Cry Macho isn't the best swan song Clint Eastwood could ever hope for, but it would be far from the worst.

Film Review: Cry Macho

Film Reviews

Cry Macho
Director: Clint Eastwood 

Malpaso Productions
In Theaters and Streaming on HBO Max 09.17

There definitely come times when expectations and baggage affect how one reacts to a film. I’m going to make it clear right off the bat that as longtime Clint Eastwood fan who has felt like he was testing my loyalty on every possible level for so many years now, I gave Cry Macho a lot of leeway for simply not being a total disaster.

Cry Macho stars Eastwood as Mike Milo, a one-time rodeo legend and washed-up horse breeder. In 1979, he takes a job from an ex-boss, Howard Polk (Dwight Yoakam, Sling Blade, Logan Lucky) to cross the border into Mexico and bring back his son, Rafael. It seems that the boy has grown up with his mother, whom Howard believes is abusing him, but Howard has legal troubles that make his leaving the country out of the question. In need of a tough, commanding person who can handle himself in any situation for a difficult job—wherein Polk hasn’t ruled out the possibility of kidnapping—he naturally turns to literally the oldest, frailest living human being he knows can still walk upright provided that a stiff breeze doesn’t take him out.

Mike reluctantly takes the job to settle a debt, and he sets off for Mexico. He meets the teenage “Rafo” (Eduardo Minnett), as he is known, a street-smart young man who ran away from home and is trying to make his way in the world through cockfighing with his rooster, Macho. On their way to Texas, the unlikely pair faces an unexpectedly challenging journey, during which the world-weary horseman finds unexpected connections and his own sense of redemption.

Cry Macho, adapted from the novel by N. Richard Nash, has been a long-gestating project that has gone through multiple possible lead actors. Both the biggest strength and the biggest weakness here is Eastwood himself. The selling point is watching the venerable screen legend in his third “final performance” since 2008, but he’s plainly passed the point where he is truly believable in the part.

Eastwood still wields a powerful screen presence, and the chemistry between the star and young Minett really works for me. But there are a lot of moments where Eastwood’s attempt to sell himself as this character, given his age and fragility, strain credibility past the breaking point.
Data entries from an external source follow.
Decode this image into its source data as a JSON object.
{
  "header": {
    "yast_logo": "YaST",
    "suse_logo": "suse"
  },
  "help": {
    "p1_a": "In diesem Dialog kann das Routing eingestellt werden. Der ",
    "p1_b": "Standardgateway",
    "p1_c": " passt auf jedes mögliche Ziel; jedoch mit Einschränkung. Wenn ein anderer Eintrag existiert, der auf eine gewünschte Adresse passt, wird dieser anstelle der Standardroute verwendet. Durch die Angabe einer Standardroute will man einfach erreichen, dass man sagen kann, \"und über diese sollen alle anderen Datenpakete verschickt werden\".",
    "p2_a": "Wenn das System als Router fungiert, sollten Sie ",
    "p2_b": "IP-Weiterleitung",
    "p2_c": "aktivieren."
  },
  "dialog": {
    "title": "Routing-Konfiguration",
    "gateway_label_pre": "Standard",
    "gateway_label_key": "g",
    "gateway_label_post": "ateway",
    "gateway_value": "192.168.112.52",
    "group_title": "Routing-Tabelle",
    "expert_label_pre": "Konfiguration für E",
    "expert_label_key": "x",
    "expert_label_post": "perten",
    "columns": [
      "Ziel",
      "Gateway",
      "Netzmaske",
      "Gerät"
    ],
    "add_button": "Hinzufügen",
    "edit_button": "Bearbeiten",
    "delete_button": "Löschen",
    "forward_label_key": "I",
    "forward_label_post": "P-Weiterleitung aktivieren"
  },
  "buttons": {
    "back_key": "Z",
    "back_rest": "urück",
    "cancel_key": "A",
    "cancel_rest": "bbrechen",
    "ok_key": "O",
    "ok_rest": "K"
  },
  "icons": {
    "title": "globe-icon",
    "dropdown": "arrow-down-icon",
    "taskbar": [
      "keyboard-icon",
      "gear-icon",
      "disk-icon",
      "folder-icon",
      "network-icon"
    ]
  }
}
He may be a spry 91-year-old, but he’s still 91, and it really shows—almost no effort has been made to rewrite the character to fit that age.
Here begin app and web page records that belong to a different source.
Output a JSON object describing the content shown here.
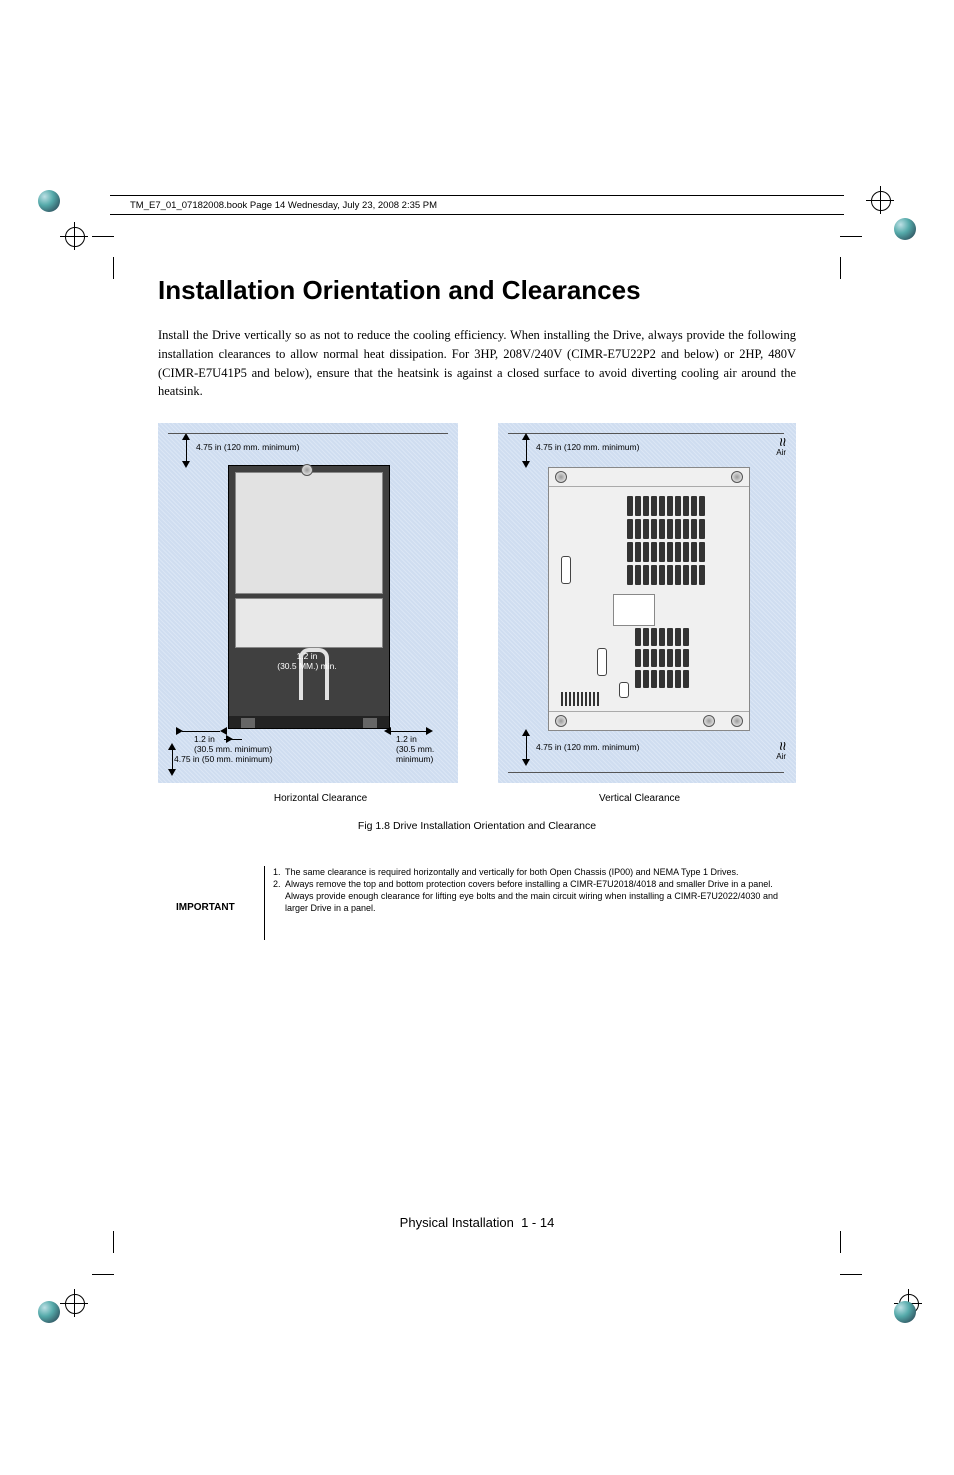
{
  "meta": {
    "header_line": "TM_E7_01_07182008.book  Page 14  Wednesday, July 23, 2008  2:35 PM"
  },
  "content": {
    "heading": "Installation Orientation and Clearances",
    "paragraph": "Install the Drive vertically so as not to reduce the cooling efficiency. When installing the Drive, always provide the following installation clearances to allow normal heat dissipation. For 3HP, 208V/240V (CIMR-E7U22P2 and below) or 2HP, 480V (CIMR-E7U41P5 and below), ensure that the heatsink is against a closed surface to avoid diverting cooling air around the heatsink."
  },
  "figure": {
    "left": {
      "top_clearance": "4.75 in (120 mm. minimum)",
      "center_label_1": "1.2 in",
      "center_label_2": "(30.5 MM.) min.",
      "left_arrow_1": "1.2 in",
      "left_arrow_2": "(30.5 mm. minimum)",
      "left_arrow_3": "4.75 in (50 mm. minimum)",
      "right_arrow_1": "1.2 in",
      "right_arrow_2": "(30.5 mm. minimum)",
      "caption": "Horizontal Clearance"
    },
    "right": {
      "top_clearance": "4.75 in (120 mm. minimum)",
      "bottom_clearance": "4.75 in (120 mm. minimum)",
      "air_top": "Air",
      "air_bottom": "Air",
      "caption": "Vertical Clearance"
    },
    "caption": "Fig 1.8  Drive Installation Orientation and Clearance"
  },
  "important": {
    "label": "IMPORTANT",
    "items": [
      {
        "num": "1.",
        "text": "The same clearance is required horizontally and vertically for both Open Chassis (IP00) and NEMA Type 1 Drives."
      },
      {
        "num": "2.",
        "text": "Always remove the top and bottom protection covers before installing a CIMR-E7U2018/4018 and smaller Drive in a panel."
      },
      {
        "num": "",
        "text": "Always provide enough clearance for lifting eye bolts and the main circuit wiring when installing a CIMR-E7U2022/4030 and larger Drive in a panel."
      }
    ]
  },
  "footer": {
    "text_left": "Physical Installation",
    "text_right": "1 - 14"
  }
}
This part would have been well suited to Kevin Costner or Tommy Lee Jones, both of whom could have added the gravitas that comes with age and weariness without coming across as Grandpa Simpson in the body of Mr. Burns, and certainly would have produced a lot less eye-rolling during any romantic sequences. Eastwood could have rocked this role back when he made Gran Torino, and I will argue with anyone that he still has some great moments even now, but it feels more than a little silly too much of the time. Still, I found myself enjoying watching him ride tall in the saddle again, though it’s hard not to notice that we never see him get on or off the horse by himself.
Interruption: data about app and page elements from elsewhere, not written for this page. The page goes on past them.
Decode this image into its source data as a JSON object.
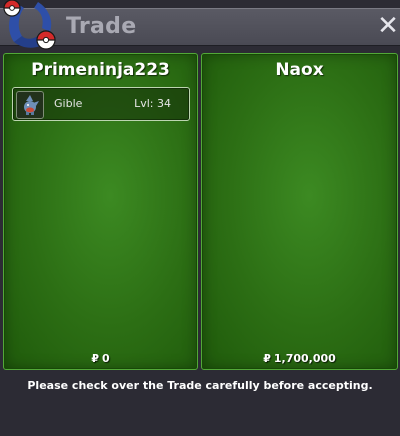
{
  "window": {
    "title": "Trade",
    "close_glyph": "✕"
  },
  "left_panel": {
    "player_name": "Primeninja223",
    "currency_symbol": "₽",
    "money": "0",
    "items": [
      {
        "name": "Gible",
        "level": "Lvl: 34",
        "icon": "gible-icon"
      }
    ]
  },
  "right_panel": {
    "player_name": "Naox",
    "currency_symbol": "₽",
    "money": "1,700,000",
    "items": []
  },
  "footer": {
    "message": "Please check over the Trade carefully before accepting."
  },
  "colors": {
    "panel_green": "#2c6e14",
    "panel_border": "#52a838",
    "background": "#2c2b34",
    "titlebar": "#4f4f59"
  }
}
But the fact that I cared about the relationship between the old man and the boy counts for a lot, as does the picturesque cinematography from Ben Davis (Guardians of the Galaxy, Doctor Strange). Further, the sucker-for-westerns in me found myself enjoying the ride. After the utter disaster of The 15:17 to Paris and the disturbing and out-of-touch casual racism and sexism in The Mule and Richard Jewell, I found myself giving Cry Macho a pass a lot of the time for being Eastwood’s most goodhearted but least heavy-handed film since Sully

Cry Macho should be the last ride for this icon, unless, perhaps, he finds a killer script that suits where he now is in life. No, this wouldn’t be the best swan song he could ever hope for, but it would be far from the worst. It’s strictly a film for those with a strong sentimental attachment to Clint Eastwood, and I guess I’m one of those people, because I can’t bring myself to praise it or bury it. –Patrick Gibbs